You can already do a fair bit on VHF; just puttering about on 2m and chatting to other people in the same city via a repeater on your handheld is perfectly fine. You can put off getting the big stuff after you’ve earned your General license and have a bit of cash stored away.
Do I need a car for a mobile unit? Can I put a base station in my car?
No, and yes. The names are just there for convenience, but you can easily set up a mobile unit as your home station or drive around with a base, as long as you can keep it powered and bring an antenna with you. There are some hams who wander around looking for good spots to make contact from.
How much range can I expect?
Earlier it was all about range, but honestly, there’s no easy way to estimate how far you can contact someone, as a lot of factors are in play. Sure, UHF has a shorter range than VHF, which has a shorter range than HF, but you also have to consider transmission power, the weather, how high your antenna is, whether it’s nighttime or daytime, what kind of obstructions are present – there’s no real way to make a solid statement. The ranges given back in the “Choosing A Radio” section are ballpark figures.
Under the right conditions, you can be in Colorado and make contact with an operator in Japan, while also completely incapable of reaching your usual ragchew partner the next county over. Repeaters can extend a VHF signal a fair way. Better to test your signal in the field, really.
Do I still need to learn Morse Code to get my license?
In the past, this was a requirement, but the FCC has discontinued requiring Morse proficiency tests to earn your license since February of 2007. You can still learn Morse (or Continuous Wave, CW, as the ham community calls it) if you like, as it has charms of its own, but you can go mucking around on the airwaves without needing to figure out dots and dashes.
What else will I need?
Handhelds incorporate all they need in the package. For mobile units and base stations, you’ll also want an antenna to connect them to. You can buy some off the shelf, or if you’re confident in your electric skills, DIY some. Making your own antennas is also another part of amateur radio if you’re into that kind of thing. You’ll also need a power supply if you decide to get a base station; 100W of transmission power doesn’t come easy.
Everything else beyond that is improvements to your quality of life, not outright necessities.

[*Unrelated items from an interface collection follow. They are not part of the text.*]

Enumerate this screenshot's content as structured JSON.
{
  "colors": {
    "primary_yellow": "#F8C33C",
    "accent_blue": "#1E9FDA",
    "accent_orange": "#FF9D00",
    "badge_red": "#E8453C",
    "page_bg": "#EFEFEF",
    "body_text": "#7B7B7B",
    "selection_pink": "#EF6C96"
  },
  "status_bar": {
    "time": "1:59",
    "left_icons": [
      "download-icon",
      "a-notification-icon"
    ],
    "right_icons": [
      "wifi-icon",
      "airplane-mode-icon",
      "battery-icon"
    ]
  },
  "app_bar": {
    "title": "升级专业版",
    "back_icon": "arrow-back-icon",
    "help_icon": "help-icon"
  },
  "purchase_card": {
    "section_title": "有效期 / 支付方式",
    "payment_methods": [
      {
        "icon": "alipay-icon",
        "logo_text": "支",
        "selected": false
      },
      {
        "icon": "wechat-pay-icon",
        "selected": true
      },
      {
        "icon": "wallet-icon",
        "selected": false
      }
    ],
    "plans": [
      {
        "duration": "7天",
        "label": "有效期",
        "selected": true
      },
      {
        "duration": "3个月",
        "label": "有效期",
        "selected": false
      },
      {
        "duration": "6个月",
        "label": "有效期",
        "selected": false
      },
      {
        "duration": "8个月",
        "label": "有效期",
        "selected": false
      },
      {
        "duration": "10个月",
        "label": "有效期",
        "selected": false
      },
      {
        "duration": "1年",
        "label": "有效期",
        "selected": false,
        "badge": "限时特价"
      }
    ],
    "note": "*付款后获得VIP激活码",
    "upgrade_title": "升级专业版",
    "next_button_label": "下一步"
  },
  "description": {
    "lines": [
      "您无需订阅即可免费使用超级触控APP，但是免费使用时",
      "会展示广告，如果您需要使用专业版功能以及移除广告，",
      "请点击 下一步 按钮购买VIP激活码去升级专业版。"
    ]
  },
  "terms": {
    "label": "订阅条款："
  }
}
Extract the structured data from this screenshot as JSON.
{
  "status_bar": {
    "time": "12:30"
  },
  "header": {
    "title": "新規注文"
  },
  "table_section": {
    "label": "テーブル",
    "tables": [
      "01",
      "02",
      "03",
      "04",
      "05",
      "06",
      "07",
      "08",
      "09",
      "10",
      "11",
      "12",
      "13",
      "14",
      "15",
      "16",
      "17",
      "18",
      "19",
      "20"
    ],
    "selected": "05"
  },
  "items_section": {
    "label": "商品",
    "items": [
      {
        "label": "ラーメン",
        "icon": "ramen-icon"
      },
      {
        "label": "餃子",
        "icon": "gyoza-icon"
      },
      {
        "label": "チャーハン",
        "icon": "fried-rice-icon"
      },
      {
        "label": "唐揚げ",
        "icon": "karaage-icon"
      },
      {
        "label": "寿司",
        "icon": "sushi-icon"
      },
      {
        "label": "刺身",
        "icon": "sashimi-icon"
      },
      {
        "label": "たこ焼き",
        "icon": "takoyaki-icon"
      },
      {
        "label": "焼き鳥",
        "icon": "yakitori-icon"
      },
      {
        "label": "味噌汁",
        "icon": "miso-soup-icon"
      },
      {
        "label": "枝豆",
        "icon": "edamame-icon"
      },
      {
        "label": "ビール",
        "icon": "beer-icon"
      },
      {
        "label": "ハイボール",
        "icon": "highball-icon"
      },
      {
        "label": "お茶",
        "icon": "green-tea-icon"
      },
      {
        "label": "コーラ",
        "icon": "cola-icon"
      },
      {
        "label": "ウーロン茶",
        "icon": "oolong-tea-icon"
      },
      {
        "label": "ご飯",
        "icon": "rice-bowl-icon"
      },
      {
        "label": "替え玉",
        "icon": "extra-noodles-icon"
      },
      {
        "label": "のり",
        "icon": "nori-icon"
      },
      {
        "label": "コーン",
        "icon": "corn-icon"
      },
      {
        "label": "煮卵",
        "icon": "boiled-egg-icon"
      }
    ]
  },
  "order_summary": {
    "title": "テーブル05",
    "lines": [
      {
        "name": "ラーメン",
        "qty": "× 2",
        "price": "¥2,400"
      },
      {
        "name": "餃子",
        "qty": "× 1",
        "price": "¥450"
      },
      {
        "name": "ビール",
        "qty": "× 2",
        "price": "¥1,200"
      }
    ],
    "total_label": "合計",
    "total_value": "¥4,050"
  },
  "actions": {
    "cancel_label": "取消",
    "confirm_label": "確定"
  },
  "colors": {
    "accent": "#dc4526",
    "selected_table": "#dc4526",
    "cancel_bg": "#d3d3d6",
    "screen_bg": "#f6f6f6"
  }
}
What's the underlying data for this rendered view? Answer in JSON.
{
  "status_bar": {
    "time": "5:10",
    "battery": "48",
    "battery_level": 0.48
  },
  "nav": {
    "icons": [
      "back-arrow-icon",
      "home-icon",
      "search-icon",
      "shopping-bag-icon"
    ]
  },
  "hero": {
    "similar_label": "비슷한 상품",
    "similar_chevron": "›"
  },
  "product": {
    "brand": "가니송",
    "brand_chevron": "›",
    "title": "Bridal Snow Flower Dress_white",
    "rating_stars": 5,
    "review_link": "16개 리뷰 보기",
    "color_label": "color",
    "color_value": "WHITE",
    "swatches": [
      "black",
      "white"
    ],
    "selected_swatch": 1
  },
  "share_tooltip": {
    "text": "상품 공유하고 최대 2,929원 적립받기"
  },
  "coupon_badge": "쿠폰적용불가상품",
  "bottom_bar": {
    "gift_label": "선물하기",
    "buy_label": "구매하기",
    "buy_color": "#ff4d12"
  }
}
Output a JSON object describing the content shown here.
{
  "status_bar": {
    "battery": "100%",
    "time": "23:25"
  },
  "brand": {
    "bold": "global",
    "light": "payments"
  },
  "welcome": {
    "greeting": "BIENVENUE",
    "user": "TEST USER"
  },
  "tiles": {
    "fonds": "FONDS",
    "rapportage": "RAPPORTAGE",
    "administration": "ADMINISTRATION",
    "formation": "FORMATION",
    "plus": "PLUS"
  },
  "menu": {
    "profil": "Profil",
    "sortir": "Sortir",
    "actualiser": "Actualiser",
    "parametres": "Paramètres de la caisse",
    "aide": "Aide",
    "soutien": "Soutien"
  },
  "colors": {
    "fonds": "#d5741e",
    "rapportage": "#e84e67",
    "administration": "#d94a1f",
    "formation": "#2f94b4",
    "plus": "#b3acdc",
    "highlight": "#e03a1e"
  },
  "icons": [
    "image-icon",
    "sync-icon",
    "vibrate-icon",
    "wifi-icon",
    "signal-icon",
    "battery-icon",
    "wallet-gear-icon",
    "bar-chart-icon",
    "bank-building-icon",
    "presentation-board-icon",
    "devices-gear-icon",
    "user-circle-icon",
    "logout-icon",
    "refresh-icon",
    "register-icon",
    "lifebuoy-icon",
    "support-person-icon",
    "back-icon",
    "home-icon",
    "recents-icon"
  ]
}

Microphones and external speakers, for instance, though they may be a greater need if your existing unit has poor qualities in those areas.
Whether it’s handheld or mobile or base, there’s a lot of ways to enter the ham radio scene. Depending on need and price point, you can find something to fit you, and with it, make your way into the world of amateur radio.
New to the scene and unsure where to start? The BaoFeng BF-F8HP will serve you well. Need a tough cookie for the road? Grab the Icom 2300H. Got money burning in your pocket and a yen to chat with your old friend in Denmark while you’re in New Jersey? Shell out for the Kenwood TS-480HX.
Whatever you need, there’s a radio to fit you.
Related: Best Long Range Walkie Talkies